So not everyone can get the prescriptions in the first place. It depends on where you live and which doctor you see.

There isn’t a free choice of gluten free products for prescribing. There’s a list, which is reviewed each year. It is very difficult for a manufacturer to get on the list, and quite rightly, there are rigorous tests.

So you can’t necessarily choose the products you’d like by the manufacturers you like. And what is available is plain, basic foodstuffs. No fancy chocolate biscuits or ice cream cones; no muffins or breakfast cereal!

flour photo by Daniel_Hurst_Photography

Perhaps a bigger problem, though, is that the system of prescribable gluten free food means that those manufacturers who are on The List have a huge market advantage over the others – because the NHS pays well, and so many people can get these things for free or for very little, it is hard for new companies who are not on The List to get established and their products tend to be very expensive to buy in the shops. A scheme such as vouchers to swop in supermarkets for products of choice would help these small manufacturers, improve the options available to celiacs, and potentially reduce the bill to the NHS.

So – free food? Yes, some food, in certain circumstances, but this isn’t a supermarket trolley dash!

What about the free birthday cake?

No such thing – perhaps free flour to make the cake, yes, even a cake mix so you wouldn’t have to pay for baking powder. But you’ll need to pay for the eggs, the sugar, the butter, the cooking, the icing and decoration and the candles. Sorry.

birthday-candles photo by Zenat_El3ain

Lucy has a coeliac daughter, and blogs about the issues around living gluten free and raising a gluten free child.

Free From Home

3 thoughts on “The Strange Case of the UK Prescription Scheme”

  1. I’ve been ill my whole life..diagnosed with irritable bowel 21 years ago..and now they seem to be writing chronic fatigue down too and talk of sending me to an ME specialist.
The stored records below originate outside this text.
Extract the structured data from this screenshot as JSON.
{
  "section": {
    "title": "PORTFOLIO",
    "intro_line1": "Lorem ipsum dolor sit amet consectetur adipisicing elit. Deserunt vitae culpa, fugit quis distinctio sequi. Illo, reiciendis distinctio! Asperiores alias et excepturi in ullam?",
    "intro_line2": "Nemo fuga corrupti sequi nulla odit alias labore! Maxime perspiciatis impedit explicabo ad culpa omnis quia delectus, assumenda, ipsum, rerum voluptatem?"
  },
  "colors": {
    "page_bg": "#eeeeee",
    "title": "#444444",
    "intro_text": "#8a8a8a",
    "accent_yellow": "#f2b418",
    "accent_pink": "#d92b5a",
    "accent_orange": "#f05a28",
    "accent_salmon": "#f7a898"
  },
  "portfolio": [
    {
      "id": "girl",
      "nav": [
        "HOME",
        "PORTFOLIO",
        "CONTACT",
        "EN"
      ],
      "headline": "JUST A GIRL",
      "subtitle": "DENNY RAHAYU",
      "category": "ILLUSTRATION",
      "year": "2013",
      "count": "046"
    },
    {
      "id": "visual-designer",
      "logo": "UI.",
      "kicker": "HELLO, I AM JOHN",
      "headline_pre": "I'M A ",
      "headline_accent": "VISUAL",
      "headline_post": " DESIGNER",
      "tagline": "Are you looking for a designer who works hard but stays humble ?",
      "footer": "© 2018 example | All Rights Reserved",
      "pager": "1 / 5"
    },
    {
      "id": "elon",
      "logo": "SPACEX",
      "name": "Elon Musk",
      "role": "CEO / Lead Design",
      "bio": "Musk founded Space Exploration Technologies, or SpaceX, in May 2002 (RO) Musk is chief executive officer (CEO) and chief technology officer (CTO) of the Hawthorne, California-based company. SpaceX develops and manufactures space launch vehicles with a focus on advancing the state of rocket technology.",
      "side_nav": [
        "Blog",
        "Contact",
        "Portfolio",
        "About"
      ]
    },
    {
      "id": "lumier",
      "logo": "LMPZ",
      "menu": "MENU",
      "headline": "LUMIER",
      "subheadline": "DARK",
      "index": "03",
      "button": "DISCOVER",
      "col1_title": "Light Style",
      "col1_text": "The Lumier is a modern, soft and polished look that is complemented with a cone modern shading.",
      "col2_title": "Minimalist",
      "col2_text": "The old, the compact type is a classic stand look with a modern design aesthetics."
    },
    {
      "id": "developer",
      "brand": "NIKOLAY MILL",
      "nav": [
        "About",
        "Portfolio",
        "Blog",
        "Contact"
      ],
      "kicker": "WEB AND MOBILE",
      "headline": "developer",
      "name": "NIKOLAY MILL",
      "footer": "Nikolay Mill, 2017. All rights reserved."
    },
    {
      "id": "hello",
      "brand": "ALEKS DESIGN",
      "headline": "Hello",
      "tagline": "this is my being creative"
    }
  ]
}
Awaiting blood test results for Coeliac testing…and sooooo excited at the prospect that this may be it! To have a diagnosis and a clear path would be awesome! Goodness you know you’re chronically ill when you would WANT Coeliac disease!
    Thanks for the blog- useful piece!

    1. Hi Jeannie,
      I understand your frustration, and your enthusiasm. Celiac is manageable, even delicious. In the US, we see folks who have negative blood tests, or negative biopsies, so are not diagnosed with celiac. Some of them still see major improvements in symptoms if they try a gluten free diet.
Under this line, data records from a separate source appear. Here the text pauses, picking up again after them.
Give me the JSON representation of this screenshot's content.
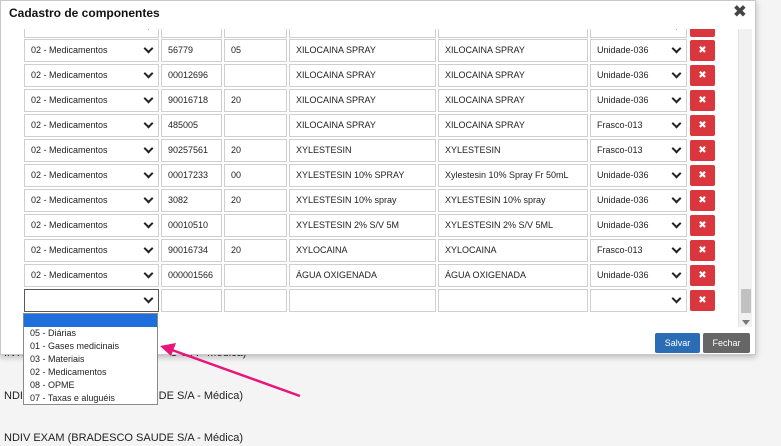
{
  "background": {
    "lines": [
      "INTI",
      "U S A - Médica)",
      "NDIV EXAM (BRADESCO SAUDE S/A - Médica)",
      "NDIV EXAM (BRADESCO SAUDE S/A - Médica)"
    ]
  },
  "modal": {
    "title": "Cadastro de componentes",
    "close_label": "✖",
    "delete_label": "✖",
    "rows": [
      {
        "category": "02 - Medicamentos",
        "code": "56779",
        "qty": "05",
        "name": "XILOCAINA SPRAY",
        "desc": "XILOCAINA SPRAY",
        "unit": "Unidade-036"
      },
      {
        "category": "02 - Medicamentos",
        "code": "00012696",
        "qty": "",
        "name": "XILOCAINA SPRAY",
        "desc": "XILOCAINA SPRAY",
        "unit": "Unidade-036"
      },
      {
        "category": "02 - Medicamentos",
        "code": "90016718",
        "qty": "20",
        "name": "XILOCAINA SPRAY",
        "desc": "XILOCAINA SPRAY",
        "unit": "Unidade-036"
      },
      {
        "category": "02 - Medicamentos",
        "code": "485005",
        "qty": "",
        "name": "XILOCAINA SPRAY",
        "desc": "XILOCAINA SPRAY",
        "unit": "Frasco-013"
      },
      {
        "category": "02 - Medicamentos",
        "code": "90257561",
        "qty": "20",
        "name": "XYLESTESIN",
        "desc": "XYLESTESIN",
        "unit": "Frasco-013"
      },
      {
        "category": "02 - Medicamentos",
        "code": "00017233",
        "qty": "00",
        "name": "XYLESTESIN 10% SPRAY",
        "desc": "Xylestesin 10% Spray Fr 50mL",
        "unit": "Unidade-036"
      },
      {
        "category": "02 - Medicamentos",
        "code": "3082",
        "qty": "20",
        "name": "XYLESTESIN 10% spray",
        "desc": "XYLESTESIN 10% spray",
        "unit": "Unidade-036"
      },
      {
        "category": "02 - Medicamentos",
        "code": "00010510",
        "qty": "",
        "name": "XYLESTESIN 2% S/V 5M",
        "desc": "XYLESTESIN 2% S/V 5ML",
        "unit": "Unidade-036"
      },
      {
        "category": "02 - Medicamentos",
        "code": "90016734",
        "qty": "20",
        "name": "XYLOCAINA",
        "desc": "XYLOCAINA",
        "unit": "Frasco-013"
      },
      {
        "category": "02 - Medicamentos",
        "code": "000001566",
        "qty": "",
        "name": "ÁGUA OXIGENADA",
        "desc": "ÁGUA OXIGENADA",
        "unit": "Unidade-036"
      },
      {
        "category": "",
        "code": "",
        "qty": "",
        "name": "",
        "desc": "",
        "unit": ""
      }
    ],
    "dropdown_options": [
      "",
      "05 - Diárias",
      "01 - Gases medicinais",
      "03 - Materiais",
      "02 - Medicamentos",
      "08 - OPME",
      "07 - Taxas e aluguéis"
    ],
    "buttons": {
      "save": "Salvar",
      "close": "Fechar"
    }
  },
  "colors": {
    "accent_blue": "#2a6db5",
    "delete_red": "#d9363e",
    "highlight": "#1e6fdc",
    "annotation": "#e8157a"
  }
}
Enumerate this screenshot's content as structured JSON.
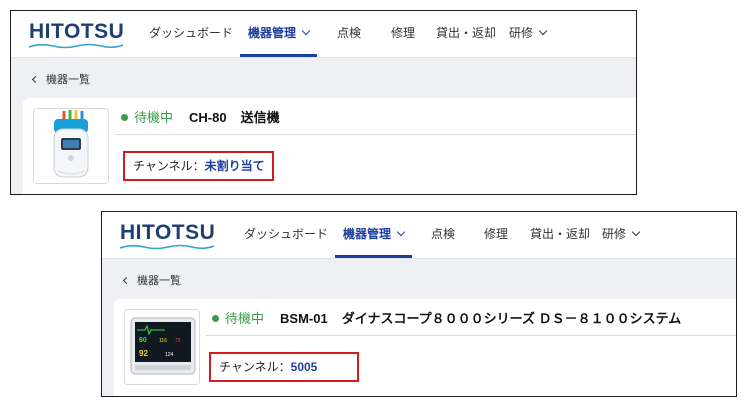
{
  "colors": {
    "brand": "#1f3f70",
    "nav_active": "#1f3f9c",
    "status_green": "#3c9a4a",
    "highlight_red": "#d7191c",
    "subheader_bg": "#eef0f3"
  },
  "screens": [
    {
      "logo": "HITOTSU",
      "nav": [
        "ダッシュボード",
        "機器管理",
        "点検",
        "修理",
        "貸出・返却",
        "研修"
      ],
      "breadcrumb": "機器一覧",
      "device": {
        "status": "待機中",
        "model": "CH-80",
        "name": "送信機",
        "image_icon": "transmitter-device-icon"
      },
      "channel": {
        "label": "チャンネル：",
        "value": "未割り当て"
      }
    },
    {
      "logo": "HITOTSU",
      "nav": [
        "ダッシュボード",
        "機器管理",
        "点検",
        "修理",
        "貸出・返却",
        "研修"
      ],
      "breadcrumb": "機器一覧",
      "device": {
        "status": "待機中",
        "model": "BSM-01",
        "name": "ダイナスコープ８０００シリーズ ＤＳ－８１００システム",
        "image_icon": "patient-monitor-icon",
        "screen_readings": [
          "60",
          "116",
          "75",
          "92",
          "124"
        ]
      },
      "channel": {
        "label": "チャンネル：",
        "value": "5005"
      }
    }
  ]
}
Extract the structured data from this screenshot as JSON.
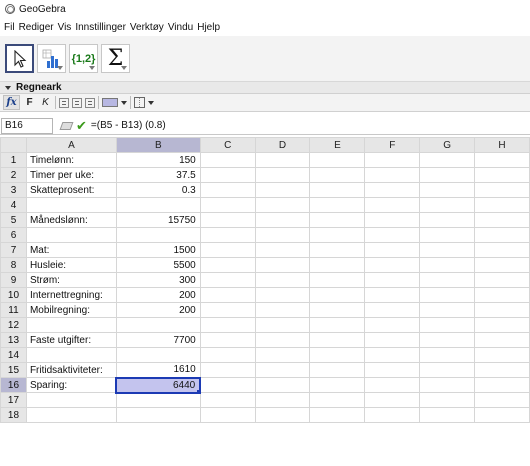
{
  "app": {
    "title": "GeoGebra"
  },
  "menu": [
    "Fil",
    "Rediger",
    "Vis",
    "Innstillinger",
    "Verktøy",
    "Vindu",
    "Hjelp"
  ],
  "toolbar": {
    "tools": [
      {
        "name": "move-tool",
        "icon": "arrow-cursor-icon",
        "selected": true
      },
      {
        "name": "spreadsheet-tool",
        "icon": "bar-chart-icon",
        "selected": false
      },
      {
        "name": "list-tool",
        "icon": "list-braces-icon",
        "label": "{1,2}",
        "selected": false
      },
      {
        "name": "sum-tool",
        "icon": "sigma-icon",
        "label": "Σ",
        "selected": false
      }
    ]
  },
  "view": {
    "title": "Regneark"
  },
  "style_bar": {
    "fx": "fx",
    "bold": "F",
    "italic": "K"
  },
  "input_bar": {
    "cell_ref": "B16",
    "formula": "=(B5 - B13) (0.8)"
  },
  "columns": [
    "A",
    "B",
    "C",
    "D",
    "E",
    "F",
    "G",
    "H"
  ],
  "selected_cell": {
    "col": "B",
    "row": 16
  },
  "rows": [
    {
      "num": "1",
      "a": "Timelønn:",
      "b": "150"
    },
    {
      "num": "2",
      "a": "Timer per uke:",
      "b": "37.5"
    },
    {
      "num": "3",
      "a": "Skatteprosent:",
      "b": "0.3"
    },
    {
      "num": "4",
      "a": "",
      "b": ""
    },
    {
      "num": "5",
      "a": "Månedslønn:",
      "b": "15750"
    },
    {
      "num": "6",
      "a": "",
      "b": ""
    },
    {
      "num": "7",
      "a": "Mat:",
      "b": "1500"
    },
    {
      "num": "8",
      "a": "Husleie:",
      "b": "5500"
    },
    {
      "num": "9",
      "a": "Strøm:",
      "b": "300"
    },
    {
      "num": "10",
      "a": "Internettregning:",
      "b": "200"
    },
    {
      "num": "11",
      "a": "Mobilregning:",
      "b": "200"
    },
    {
      "num": "12",
      "a": "",
      "b": ""
    },
    {
      "num": "13",
      "a": "Faste utgifter:",
      "b": "7700"
    },
    {
      "num": "14",
      "a": "",
      "b": ""
    },
    {
      "num": "15",
      "a": "Fritidsaktiviteter:",
      "b": "1610"
    },
    {
      "num": "16",
      "a": "Sparing:",
      "b": "6440"
    },
    {
      "num": "17",
      "a": "",
      "b": ""
    },
    {
      "num": "18",
      "a": "",
      "b": ""
    }
  ],
  "colors": {
    "selection": "#c4c4ee",
    "selection_border": "#1c3ab4",
    "header_bg": "#e6e6e6"
  }
}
      I had not heard of ME and searched for it online. I found the ME Association in the UK. It looks like a thoughtful site for a condition where much is unknown.

      Best wishes to you and please keep us posted.